- [What is required] Return the data verbatim, without pictures.

Dataset rows describing interfaces
::::

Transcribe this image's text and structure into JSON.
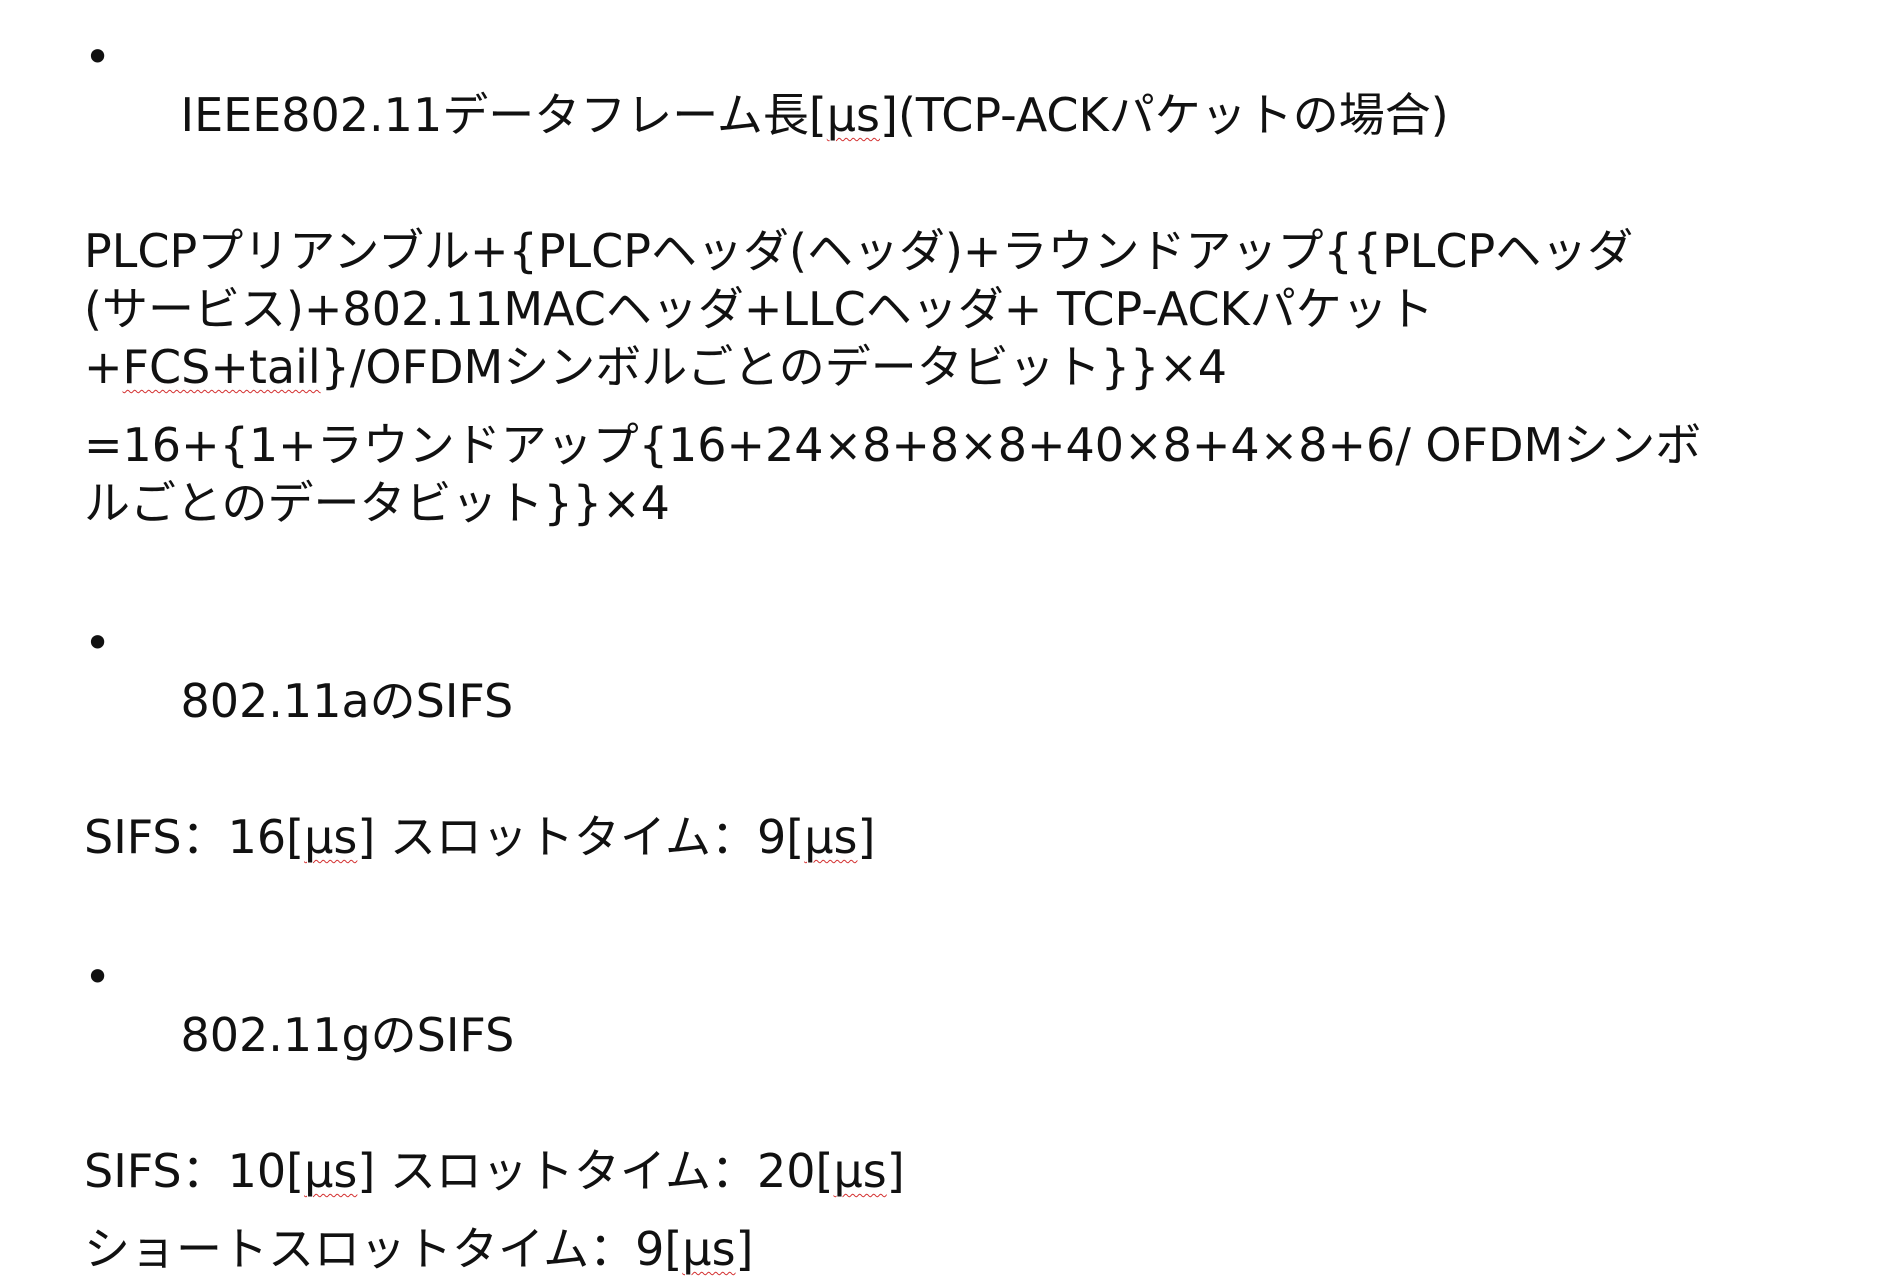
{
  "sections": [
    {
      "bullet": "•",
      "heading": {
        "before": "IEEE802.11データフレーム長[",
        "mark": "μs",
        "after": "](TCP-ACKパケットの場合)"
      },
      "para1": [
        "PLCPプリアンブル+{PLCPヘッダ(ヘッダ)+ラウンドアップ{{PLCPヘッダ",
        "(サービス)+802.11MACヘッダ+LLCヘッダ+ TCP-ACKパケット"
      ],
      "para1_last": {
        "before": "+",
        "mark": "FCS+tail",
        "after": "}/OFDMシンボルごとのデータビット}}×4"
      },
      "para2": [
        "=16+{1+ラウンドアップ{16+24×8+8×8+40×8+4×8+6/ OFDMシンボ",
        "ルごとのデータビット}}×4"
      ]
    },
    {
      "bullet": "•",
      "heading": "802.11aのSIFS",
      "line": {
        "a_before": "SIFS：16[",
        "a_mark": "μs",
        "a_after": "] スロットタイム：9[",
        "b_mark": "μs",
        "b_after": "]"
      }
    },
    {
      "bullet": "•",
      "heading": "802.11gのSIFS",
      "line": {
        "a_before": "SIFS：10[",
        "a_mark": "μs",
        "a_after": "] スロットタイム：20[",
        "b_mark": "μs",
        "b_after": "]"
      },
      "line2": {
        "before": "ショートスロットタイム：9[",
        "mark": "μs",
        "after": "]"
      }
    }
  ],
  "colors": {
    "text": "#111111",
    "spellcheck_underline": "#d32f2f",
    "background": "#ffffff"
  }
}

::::

- [Response]
Transcribe this image's text and structure into JSON.
{
  "sections": [
    {
      "bullet": "•",
      "heading": {
        "before": "IEEE802.11データフレーム長[",
        "mark": "μs",
        "after": "](TCP-ACKパケットの場合)"
      },
      "para1": [
        "PLCPプリアンブル+{PLCPヘッダ(ヘッダ)+ラウンドアップ{{PLCPヘッダ",
        "(サービス)+802.11MACヘッダ+LLCヘッダ+ TCP-ACKパケット"
      ],
      "para1_last": {
        "before": "+",
        "mark": "FCS+tail",
        "after": "}/OFDMシンボルごとのデータビット}}×4"
      },
      "para2": [
        "=16+{1+ラウンドアップ{16+24×8+8×8+40×8+4×8+6/ OFDMシンボ",
        "ルごとのデータビット}}×4"
      ]
    },
    {
      "bullet": "•",
      "heading": "802.11aのSIFS",
      "line": {
        "a_before": "SIFS：16[",
        "a_mark": "μs",
        "a_after": "] スロットタイム：9[",
        "b_mark": "μs",
        "b_after": "]"
      }
    },
    {
      "bullet": "•",
      "heading": "802.11gのSIFS",
      "line": {
        "a_before": "SIFS：10[",
        "a_mark": "μs",
        "a_after": "] スロットタイム：20[",
        "b_mark": "μs",
        "b_after": "]"
      },
      "line2": {
        "before": "ショートスロットタイム：9[",
        "mark": "μs",
        "after": "]"
      }
    }
  ],
  "colors": {
    "text": "#111111",
    "spellcheck_underline": "#d32f2f",
    "background": "#ffffff"
  }
}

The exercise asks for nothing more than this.